Jun. 26, 2009Part of what I love about “food books” as a genre is that the phrase is entirely non-specific, and covers everything from poetry to science, from art to history, from memoir to fiction. Today, some more summer reading suggestions, both about our broken food system, but very different from each other.
First, Robyn O'Brien's the Unhealthy Truth: How Our Food is Making Us Sick and What We Can Do About It. Her book is a good companion piece to "Food, Inc." I think, exploring how food is making our kids sick, and how big business is profiting from that, all from a Mom’s first-hand perspective. As she explains it, pretty plain and simple: “the recent deregulation of the American food system allowed chemicals and additives into the American food supply that have either been banned or labeled from foods around the world in order to enhance profitability for the food industry.” Click here to read an excellent interview with her on Civil Eats.

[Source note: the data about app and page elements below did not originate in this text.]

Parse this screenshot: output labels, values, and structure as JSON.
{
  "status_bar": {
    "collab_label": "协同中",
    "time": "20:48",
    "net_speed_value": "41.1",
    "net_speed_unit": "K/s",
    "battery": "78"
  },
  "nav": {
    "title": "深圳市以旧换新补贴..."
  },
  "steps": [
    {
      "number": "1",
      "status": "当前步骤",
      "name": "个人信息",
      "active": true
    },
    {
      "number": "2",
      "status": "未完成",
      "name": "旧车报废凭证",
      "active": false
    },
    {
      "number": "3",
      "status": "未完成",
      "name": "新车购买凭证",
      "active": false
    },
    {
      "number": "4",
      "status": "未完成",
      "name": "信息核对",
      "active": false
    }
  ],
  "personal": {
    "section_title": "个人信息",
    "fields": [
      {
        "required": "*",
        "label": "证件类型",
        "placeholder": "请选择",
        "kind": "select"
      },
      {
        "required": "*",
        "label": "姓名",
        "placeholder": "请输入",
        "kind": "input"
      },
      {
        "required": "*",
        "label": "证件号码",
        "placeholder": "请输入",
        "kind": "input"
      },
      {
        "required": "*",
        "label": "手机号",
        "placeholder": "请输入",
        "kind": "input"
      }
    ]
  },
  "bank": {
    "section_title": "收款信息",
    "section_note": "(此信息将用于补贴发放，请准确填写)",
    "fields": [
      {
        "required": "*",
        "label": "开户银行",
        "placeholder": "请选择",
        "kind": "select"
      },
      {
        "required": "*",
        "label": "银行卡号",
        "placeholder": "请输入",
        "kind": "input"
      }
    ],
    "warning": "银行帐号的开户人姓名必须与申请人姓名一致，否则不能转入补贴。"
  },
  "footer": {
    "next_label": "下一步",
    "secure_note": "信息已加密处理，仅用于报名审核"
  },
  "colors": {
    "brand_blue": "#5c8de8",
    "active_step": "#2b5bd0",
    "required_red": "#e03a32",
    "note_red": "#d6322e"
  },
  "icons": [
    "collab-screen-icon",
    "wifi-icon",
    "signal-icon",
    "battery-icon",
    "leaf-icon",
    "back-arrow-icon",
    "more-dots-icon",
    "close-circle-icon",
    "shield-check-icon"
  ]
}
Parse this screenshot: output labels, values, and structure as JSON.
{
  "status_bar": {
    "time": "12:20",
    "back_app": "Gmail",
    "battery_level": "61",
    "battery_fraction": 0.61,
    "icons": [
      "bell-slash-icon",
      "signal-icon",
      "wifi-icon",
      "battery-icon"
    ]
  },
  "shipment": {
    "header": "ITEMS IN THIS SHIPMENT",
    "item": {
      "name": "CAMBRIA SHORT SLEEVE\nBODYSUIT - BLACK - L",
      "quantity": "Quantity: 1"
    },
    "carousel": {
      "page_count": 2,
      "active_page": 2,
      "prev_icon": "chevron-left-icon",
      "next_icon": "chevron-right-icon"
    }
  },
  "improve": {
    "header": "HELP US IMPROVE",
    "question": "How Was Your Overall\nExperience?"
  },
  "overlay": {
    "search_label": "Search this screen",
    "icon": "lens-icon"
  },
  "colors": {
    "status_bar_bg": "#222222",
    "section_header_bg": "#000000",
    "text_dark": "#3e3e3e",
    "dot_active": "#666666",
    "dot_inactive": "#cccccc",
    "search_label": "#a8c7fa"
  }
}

Next up, a book I had the pleasure of getting to hear read aloud live (ok, well, parts of it) by the author the other night. Lisa Hamilton, a photographer and writer has crafted a beautiful triptych--three stories, three farmers, and how they are struggling to keep their way of farming alive in a world pushing towards the industrialization of damn near everything. Deeply Rooted: Unconventional Farmers in the Age of Agribusiness is clearly the work of a seasoned photographer; it reads like a giant photograph, with depth of field, and texture, and life bubbling up off the page. backcomments powered by Disqus